= About this exercise =
Carry over every entry exactly as it appears in the records.
Record excerpts Start Marker
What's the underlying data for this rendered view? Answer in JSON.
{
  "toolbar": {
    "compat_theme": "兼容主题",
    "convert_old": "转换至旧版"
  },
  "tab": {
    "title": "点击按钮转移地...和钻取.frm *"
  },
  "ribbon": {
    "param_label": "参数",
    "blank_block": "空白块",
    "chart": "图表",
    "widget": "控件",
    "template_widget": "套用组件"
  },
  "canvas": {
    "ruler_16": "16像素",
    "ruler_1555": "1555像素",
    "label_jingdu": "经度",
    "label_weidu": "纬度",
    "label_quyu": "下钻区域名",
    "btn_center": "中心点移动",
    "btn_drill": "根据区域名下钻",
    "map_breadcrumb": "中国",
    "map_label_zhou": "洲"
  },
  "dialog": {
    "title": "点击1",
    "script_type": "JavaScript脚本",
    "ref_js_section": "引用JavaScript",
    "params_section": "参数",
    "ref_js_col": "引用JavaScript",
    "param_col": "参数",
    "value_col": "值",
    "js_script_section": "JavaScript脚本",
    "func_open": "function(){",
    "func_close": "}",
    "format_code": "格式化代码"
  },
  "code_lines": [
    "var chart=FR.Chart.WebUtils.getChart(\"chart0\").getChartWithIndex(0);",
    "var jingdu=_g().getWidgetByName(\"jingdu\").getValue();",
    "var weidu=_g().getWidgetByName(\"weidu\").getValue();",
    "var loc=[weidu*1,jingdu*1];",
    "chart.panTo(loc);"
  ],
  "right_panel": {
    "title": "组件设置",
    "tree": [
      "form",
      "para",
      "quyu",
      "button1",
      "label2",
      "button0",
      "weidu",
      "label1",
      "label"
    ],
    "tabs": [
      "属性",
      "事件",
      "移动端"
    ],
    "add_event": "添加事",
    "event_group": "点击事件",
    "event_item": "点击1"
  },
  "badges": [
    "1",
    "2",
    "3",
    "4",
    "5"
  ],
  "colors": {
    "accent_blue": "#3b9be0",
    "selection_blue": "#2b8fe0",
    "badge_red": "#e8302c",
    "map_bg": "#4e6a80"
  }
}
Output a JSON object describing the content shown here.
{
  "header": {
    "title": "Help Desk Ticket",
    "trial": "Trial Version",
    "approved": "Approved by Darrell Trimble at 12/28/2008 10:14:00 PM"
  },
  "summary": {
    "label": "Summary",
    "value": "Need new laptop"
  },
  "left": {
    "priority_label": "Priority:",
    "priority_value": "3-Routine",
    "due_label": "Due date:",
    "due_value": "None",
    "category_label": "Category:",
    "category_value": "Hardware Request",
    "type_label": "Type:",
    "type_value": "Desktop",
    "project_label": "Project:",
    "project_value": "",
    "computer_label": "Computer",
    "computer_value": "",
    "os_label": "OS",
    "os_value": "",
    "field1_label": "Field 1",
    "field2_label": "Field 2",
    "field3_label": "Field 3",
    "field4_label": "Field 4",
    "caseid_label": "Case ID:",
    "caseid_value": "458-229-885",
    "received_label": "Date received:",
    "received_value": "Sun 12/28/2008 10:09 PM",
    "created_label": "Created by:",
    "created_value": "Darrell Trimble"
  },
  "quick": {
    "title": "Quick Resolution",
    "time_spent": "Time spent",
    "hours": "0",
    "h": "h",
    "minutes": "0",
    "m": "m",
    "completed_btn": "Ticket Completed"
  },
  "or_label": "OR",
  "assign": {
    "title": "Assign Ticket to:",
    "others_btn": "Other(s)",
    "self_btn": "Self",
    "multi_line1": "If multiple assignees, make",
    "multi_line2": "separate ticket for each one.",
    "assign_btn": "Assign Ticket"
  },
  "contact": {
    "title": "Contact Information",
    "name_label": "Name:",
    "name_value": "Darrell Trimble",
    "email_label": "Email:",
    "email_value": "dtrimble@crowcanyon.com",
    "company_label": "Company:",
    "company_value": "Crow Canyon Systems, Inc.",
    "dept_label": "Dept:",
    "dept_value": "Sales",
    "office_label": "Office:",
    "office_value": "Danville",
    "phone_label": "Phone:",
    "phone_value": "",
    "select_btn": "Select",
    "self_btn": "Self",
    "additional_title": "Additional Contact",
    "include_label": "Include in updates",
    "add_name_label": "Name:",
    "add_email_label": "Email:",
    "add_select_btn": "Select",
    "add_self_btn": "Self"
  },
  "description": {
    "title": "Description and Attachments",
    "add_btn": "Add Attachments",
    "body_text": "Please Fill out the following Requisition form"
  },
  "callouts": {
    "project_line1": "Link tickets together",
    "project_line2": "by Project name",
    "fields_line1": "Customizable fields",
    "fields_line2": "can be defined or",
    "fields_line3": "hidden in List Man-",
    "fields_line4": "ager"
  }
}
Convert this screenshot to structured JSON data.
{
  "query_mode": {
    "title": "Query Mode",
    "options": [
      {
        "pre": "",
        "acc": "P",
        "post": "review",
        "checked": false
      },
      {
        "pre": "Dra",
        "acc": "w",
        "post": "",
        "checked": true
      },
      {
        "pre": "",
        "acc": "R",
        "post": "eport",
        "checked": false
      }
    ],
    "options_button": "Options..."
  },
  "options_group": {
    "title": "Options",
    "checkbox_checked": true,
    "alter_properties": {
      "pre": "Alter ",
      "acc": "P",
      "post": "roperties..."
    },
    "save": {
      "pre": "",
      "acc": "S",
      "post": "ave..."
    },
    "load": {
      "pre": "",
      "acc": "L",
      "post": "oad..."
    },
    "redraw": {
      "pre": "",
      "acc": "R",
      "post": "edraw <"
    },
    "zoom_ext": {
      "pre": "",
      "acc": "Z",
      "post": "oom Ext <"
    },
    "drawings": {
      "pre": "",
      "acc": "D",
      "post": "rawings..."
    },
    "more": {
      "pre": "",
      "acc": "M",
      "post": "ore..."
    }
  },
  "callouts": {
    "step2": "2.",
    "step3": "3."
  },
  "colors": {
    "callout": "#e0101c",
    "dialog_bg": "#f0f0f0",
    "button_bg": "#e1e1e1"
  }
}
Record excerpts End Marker
= Exercise answer =
What's the underlying data for this rendered view? Answer in JSON.
{
  "toolbar": {
    "compat_theme": "兼容主题",
    "convert_old": "转换至旧版"
  },
  "tab": {
    "title": "点击按钮转移地...和钻取.frm *"
  },
  "ribbon": {
    "param_label": "参数",
    "blank_block": "空白块",
    "chart": "图表",
    "widget": "控件",
    "template_widget": "套用组件"
  },
  "canvas": {
    "ruler_16": "16像素",
    "ruler_1555": "1555像素",
    "label_jingdu": "经度",
    "label_weidu": "纬度",
    "label_quyu": "下钻区域名",
    "btn_center": "中心点移动",
    "btn_drill": "根据区域名下钻",
    "map_breadcrumb": "中国",
    "map_label_zhou": "洲"
  },
  "dialog": {
    "title": "点击1",
    "script_type": "JavaScript脚本",
    "ref_js_section": "引用JavaScript",
    "params_section": "参数",
    "ref_js_col": "引用JavaScript",
    "param_col": "参数",
    "value_col": "值",
    "js_script_section": "JavaScript脚本",
    "func_open": "function(){",
    "func_close": "}",
    "format_code": "格式化代码"
  },
  "code_lines": [
    "var chart=FR.Chart.WebUtils.getChart(\"chart0\").getChartWithIndex(0);",
    "var jingdu=_g().getWidgetByName(\"jingdu\").getValue();",
    "var weidu=_g().getWidgetByName(\"weidu\").getValue();",
    "var loc=[weidu*1,jingdu*1];",
    "chart.panTo(loc);"
  ],
  "right_panel": {
    "title": "组件设置",
    "tree": [
      "form",
      "para",
      "quyu",
      "button1",
      "label2",
      "button0",
      "weidu",
      "label1",
      "label"
    ],
    "tabs": [
      "属性",
      "事件",
      "移动端"
    ],
    "add_event": "添加事",
    "event_group": "点击事件",
    "event_item": "点击1"
  },
  "badges": [
    "1",
    "2",
    "3",
    "4",
    "5"
  ],
  "colors": {
    "accent_blue": "#3b9be0",
    "selection_blue": "#2b8fe0",
    "badge_red": "#e8302c",
    "map_bg": "#4e6a80"
  }
}
Output a JSON object describing the content shown here.
{
  "header": {
    "title": "Help Desk Ticket",
    "trial": "Trial Version",
    "approved": "Approved by Darrell Trimble at 12/28/2008 10:14:00 PM"
  },
  "summary": {
    "label": "Summary",
    "value": "Need new laptop"
  },
  "left": {
    "priority_label": "Priority:",
    "priority_value": "3-Routine",
    "due_label": "Due date:",
    "due_value": "None",
    "category_label": "Category:",
    "category_value": "Hardware Request",
    "type_label": "Type:",
    "type_value": "Desktop",
    "project_label": "Project:",
    "project_value": "",
    "computer_label": "Computer",
    "computer_value": "",
    "os_label": "OS",
    "os_value": "",
    "field1_label": "Field 1",
    "field2_label": "Field 2",
    "field3_label": "Field 3",
    "field4_label": "Field 4",
    "caseid_label": "Case ID:",
    "caseid_value": "458-229-885",
    "received_label": "Date received:",
    "received_value": "Sun 12/28/2008 10:09 PM",
    "created_label": "Created by:",
    "created_value": "Darrell Trimble"
  },
  "quick": {
    "title": "Quick Resolution",
    "time_spent": "Time spent",
    "hours": "0",
    "h": "h",
    "minutes": "0",
    "m": "m",
    "completed_btn": "Ticket Completed"
  },
  "or_label": "OR",
  "assign": {
    "title": "Assign Ticket to:",
    "others_btn": "Other(s)",
    "self_btn": "Self",
    "multi_line1": "If multiple assignees, make",
    "multi_line2": "separate ticket for each one.",
    "assign_btn": "Assign Ticket"
  },
  "contact": {
    "title": "Contact Information",
    "name_label": "Name:",
    "name_value": "Darrell Trimble",
    "email_label": "Email:",
    "email_value": "dtrimble@crowcanyon.com",
    "company_label": "Company:",
    "company_value": "Crow Canyon Systems, Inc.",
    "dept_label": "Dept:",
    "dept_value": "Sales",
    "office_label": "Office:",
    "office_value": "Danville",
    "phone_label": "Phone:",
    "phone_value": "",
    "select_btn": "Select",
    "self_btn": "Self",
    "additional_title": "Additional Contact",
    "include_label": "Include in updates",
    "add_name_label": "Name:",
    "add_email_label": "Email:",
    "add_select_btn": "Select",
    "add_self_btn": "Self"
  },
  "description": {
    "title": "Description and Attachments",
    "add_btn": "Add Attachments",
    "body_text": "Please Fill out the following Requisition form"
  },
  "callouts": {
    "project_line1": "Link tickets together",
    "project_line2": "by Project name",
    "fields_line1": "Customizable fields",
    "fields_line2": "can be defined or",
    "fields_line3": "hidden in List Man-",
    "fields_line4": "ager"
  }
}
Convert this screenshot to structured JSON data.
{
  "query_mode": {
    "title": "Query Mode",
    "options": [
      {
        "pre": "",
        "acc": "P",
        "post": "review",
        "checked": false
      },
      {
        "pre": "Dra",
        "acc": "w",
        "post": "",
        "checked": true
      },
      {
        "pre": "",
        "acc": "R",
        "post": "eport",
        "checked": false
      }
    ],
    "options_button": "Options..."
  },
  "options_group": {
    "title": "Options",
    "checkbox_checked": true,
    "alter_properties": {
      "pre": "Alter ",
      "acc": "P",
      "post": "roperties..."
    },
    "save": {
      "pre": "",
      "acc": "S",
      "post": "ave..."
    },
    "load": {
      "pre": "",
      "acc": "L",
      "post": "oad..."
    },
    "redraw": {
      "pre": "",
      "acc": "R",
      "post": "edraw <"
    },
    "zoom_ext": {
      "pre": "",
      "acc": "Z",
      "post": "oom Ext <"
    },
    "drawings": {
      "pre": "",
      "acc": "D",
      "post": "rawings..."
    },
    "more": {
      "pre": "",
      "acc": "M",
      "post": "ore..."
    }
  },
  "callouts": {
    "step2": "2.",
    "step3": "3."
  },
  "colors": {
    "callout": "#e0101c",
    "dialog_bg": "#f0f0f0",
    "button_bg": "#e1e1e1"
  }
}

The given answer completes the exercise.